Hamlet Hlomendlini, senior agricultural economist at Absa, says Mzansi’s 2020/2021 summer and winter crop production is a positive signal for the future. Hlomendlini explains that critical data shows a positive outlook on agricultural activities in the grains and other agri-enterprises. The sector is geared for a robust overall recovery in 2021.
Whenever the season starts and as it continues between ploughing and harvesting, we continuously make use of various forms of data, including the rainfall and commodity prices data, to determine how it will likely perform from an output perspective. The current data thereof is painting a rosy picture about the prospects of the 2020/21 summer and winter crop output.
This year, South Africa has had its second-largest maize harvest on record—and as usually happens in years when we experience a large harvest, commodity prices often become under pressure. In 2020, however, we’ve noticed that these prices have so far maintained an upward trend far north of the usual level.
Furthermore, a number of factors are boding well for our summer grain farmers so far, as their financial position are showing signs of improvement. Some of those factors include the weaker ZAR/USD exchange rate, rising demand for our grains (especially for maize from our export markets) and higher global maize prices.
As such, with the expectation of an above-normal rainfall in this production season coupled with the aforementioned factors, farmers are expected to lift up the maize area planting by 5% y/y to 2,75 million hectares. If this materialises, South Africa could have yet another large harvest of over 16 million tonnes in 2021.
The other key factor which we continuously monitor from the banking perspective and which is also key to determining how the season will likely perform is tractor sales. The data in this regard indicates that in 2020 tractor sales have been more robust than they were in 2019, especially between June and October.
This too illustrates farmers’ optimism about the 2020/21 summer crop production season. Furthermore, the improved financial conditions following the second-largest summer crop harvest on record in 2020, has also contributed to higher tractor sales and intentions to increase plantings in for the 2020/21 season.
What do the positive signals mean?
That said, what does all this mean from a macroeconomic perspective? First it means that agriculture will again show a positive growth in 2021, although at a much lower rate than the 10% year-on-year expansion that is expected this year.
If everything goes as expected from a production conditions perspective, the large harvest of 2020, and the even larger crop harvest expected in 2021 means that food price inflation this year and in 2021 won’t exceed 5%. This and the fact that the Monetary Policy Committee of the South African Reserve Bank recently decided to keep repo rates unchanged (at 3.5%), will certainly bode well for consumers, especially during these gloomy economic times.
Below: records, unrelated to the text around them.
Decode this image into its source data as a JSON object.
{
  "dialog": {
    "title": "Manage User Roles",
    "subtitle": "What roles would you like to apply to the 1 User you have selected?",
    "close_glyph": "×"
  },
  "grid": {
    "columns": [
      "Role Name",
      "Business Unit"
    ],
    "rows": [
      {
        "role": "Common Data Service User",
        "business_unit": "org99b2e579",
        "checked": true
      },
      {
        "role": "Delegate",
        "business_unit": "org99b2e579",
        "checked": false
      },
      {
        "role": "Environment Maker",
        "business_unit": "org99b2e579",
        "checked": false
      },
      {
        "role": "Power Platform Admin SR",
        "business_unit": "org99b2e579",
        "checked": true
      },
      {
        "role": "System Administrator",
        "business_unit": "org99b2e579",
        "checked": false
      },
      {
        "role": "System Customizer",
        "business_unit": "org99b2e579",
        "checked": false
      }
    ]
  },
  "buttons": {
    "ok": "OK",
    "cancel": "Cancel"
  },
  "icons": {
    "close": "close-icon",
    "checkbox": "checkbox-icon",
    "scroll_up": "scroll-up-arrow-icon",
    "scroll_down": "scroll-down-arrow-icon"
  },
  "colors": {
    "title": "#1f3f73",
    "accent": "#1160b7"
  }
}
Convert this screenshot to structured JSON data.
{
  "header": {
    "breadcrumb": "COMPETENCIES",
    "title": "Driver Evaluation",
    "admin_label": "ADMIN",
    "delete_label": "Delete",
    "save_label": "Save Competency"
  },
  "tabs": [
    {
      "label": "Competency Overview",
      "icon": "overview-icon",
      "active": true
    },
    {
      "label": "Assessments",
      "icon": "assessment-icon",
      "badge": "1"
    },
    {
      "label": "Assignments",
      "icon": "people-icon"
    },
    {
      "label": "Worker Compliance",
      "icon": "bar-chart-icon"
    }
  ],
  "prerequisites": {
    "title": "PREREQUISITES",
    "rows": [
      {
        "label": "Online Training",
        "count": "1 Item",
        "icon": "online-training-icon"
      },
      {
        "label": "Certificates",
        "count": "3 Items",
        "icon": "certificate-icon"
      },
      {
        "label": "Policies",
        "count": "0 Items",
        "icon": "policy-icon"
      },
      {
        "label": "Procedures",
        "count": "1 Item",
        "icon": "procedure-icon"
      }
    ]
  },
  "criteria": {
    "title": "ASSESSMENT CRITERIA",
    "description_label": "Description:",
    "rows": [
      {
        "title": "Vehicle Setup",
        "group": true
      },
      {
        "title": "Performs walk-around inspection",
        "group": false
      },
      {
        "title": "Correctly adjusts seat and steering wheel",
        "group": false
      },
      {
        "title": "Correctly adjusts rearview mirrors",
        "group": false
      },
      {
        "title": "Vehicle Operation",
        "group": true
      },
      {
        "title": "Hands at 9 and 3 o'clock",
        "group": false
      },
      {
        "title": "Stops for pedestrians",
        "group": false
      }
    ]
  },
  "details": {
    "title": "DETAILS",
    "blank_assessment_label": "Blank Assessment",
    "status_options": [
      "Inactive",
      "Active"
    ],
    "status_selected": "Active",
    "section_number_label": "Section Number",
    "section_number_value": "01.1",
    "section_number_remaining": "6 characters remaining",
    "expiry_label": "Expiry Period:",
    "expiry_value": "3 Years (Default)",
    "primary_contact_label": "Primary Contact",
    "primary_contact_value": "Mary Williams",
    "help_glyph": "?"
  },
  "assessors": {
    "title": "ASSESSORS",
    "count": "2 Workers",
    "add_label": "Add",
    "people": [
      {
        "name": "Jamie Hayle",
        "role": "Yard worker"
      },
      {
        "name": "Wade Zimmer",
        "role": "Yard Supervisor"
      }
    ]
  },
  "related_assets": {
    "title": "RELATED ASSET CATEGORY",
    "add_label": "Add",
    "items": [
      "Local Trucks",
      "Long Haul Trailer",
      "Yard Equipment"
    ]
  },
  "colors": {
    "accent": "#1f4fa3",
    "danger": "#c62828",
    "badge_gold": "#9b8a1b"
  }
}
Lastly, the increased activities in the sector, which are mostly fuelled by the optimism the market and the farmers have about the current production season, are boding well for employment in the sector. Just to put it into perspective, the recently released Stats SA Quarterly Labour Force Survey data showed that primary agricultural employment in the third quarter improved by 1% from the losses of the previous quarter – taking national agri-employment to over eight hundred thousand.
However it is important to note that, when compared to the corresponding period in 2019, agri-employment in the sector currently is down by 8% and there is perhaps a justification for that. That justification is the fact that although the majority of the sector was classified as an essential service and as such was allowed to remain operational during the lockdown period, it could not entirely avoid job losses as operations in the livestock and wine industries were significant impacted by the lockdown.
That said, with a positive outlook on agricultural activities in the grains and in other agri-enterprises including in the fruit production space, the sector is geared for a robust overall recovery in 2021. That means positive gains for employment in the sector and increased profit margins for farmers.